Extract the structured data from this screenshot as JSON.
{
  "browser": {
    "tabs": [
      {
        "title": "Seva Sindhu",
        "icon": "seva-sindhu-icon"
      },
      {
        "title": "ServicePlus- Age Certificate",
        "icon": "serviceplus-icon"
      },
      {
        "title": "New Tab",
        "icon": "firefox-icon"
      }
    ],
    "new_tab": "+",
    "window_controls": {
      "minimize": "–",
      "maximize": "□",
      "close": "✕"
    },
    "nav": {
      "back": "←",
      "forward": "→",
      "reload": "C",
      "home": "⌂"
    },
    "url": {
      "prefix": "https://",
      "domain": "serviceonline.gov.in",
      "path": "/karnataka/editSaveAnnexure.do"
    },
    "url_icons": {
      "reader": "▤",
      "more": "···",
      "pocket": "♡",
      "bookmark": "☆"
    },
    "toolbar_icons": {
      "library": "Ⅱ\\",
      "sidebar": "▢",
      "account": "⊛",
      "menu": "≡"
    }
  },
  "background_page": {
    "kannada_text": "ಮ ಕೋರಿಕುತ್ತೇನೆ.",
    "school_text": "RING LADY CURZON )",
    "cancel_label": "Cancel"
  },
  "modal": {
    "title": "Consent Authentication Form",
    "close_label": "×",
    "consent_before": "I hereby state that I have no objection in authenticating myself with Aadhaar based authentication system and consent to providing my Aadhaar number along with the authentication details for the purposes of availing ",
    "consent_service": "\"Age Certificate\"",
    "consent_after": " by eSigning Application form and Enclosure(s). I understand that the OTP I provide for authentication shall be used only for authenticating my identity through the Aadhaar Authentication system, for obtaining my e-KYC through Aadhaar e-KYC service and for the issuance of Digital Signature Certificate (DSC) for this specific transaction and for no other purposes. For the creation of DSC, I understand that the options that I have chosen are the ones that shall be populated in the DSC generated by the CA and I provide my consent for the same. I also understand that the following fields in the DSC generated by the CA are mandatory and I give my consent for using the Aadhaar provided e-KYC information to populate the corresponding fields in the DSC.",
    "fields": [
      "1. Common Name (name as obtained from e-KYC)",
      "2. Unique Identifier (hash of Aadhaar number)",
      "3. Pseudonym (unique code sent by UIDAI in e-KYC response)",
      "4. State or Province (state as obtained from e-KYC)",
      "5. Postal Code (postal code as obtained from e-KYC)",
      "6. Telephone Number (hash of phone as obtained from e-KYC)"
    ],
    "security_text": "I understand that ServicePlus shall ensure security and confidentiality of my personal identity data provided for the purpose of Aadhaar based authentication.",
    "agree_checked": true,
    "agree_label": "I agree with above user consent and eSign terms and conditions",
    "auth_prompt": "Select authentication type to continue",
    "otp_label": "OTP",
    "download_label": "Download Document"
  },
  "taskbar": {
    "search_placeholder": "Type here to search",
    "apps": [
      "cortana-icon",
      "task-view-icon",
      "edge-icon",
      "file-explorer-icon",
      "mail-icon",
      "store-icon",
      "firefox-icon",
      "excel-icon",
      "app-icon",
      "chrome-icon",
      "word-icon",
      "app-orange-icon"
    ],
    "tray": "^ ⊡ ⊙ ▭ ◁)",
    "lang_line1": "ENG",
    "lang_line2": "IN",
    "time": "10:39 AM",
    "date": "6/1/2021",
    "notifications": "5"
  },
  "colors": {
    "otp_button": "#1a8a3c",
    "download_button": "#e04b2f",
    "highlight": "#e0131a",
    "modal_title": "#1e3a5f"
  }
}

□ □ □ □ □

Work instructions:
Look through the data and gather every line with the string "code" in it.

Output of the exercise:
      "3. Pseudonym (unique code sent by UIDAI in e-KYC response)",
      "5. Postal Code (postal code as obtained from e-KYC)",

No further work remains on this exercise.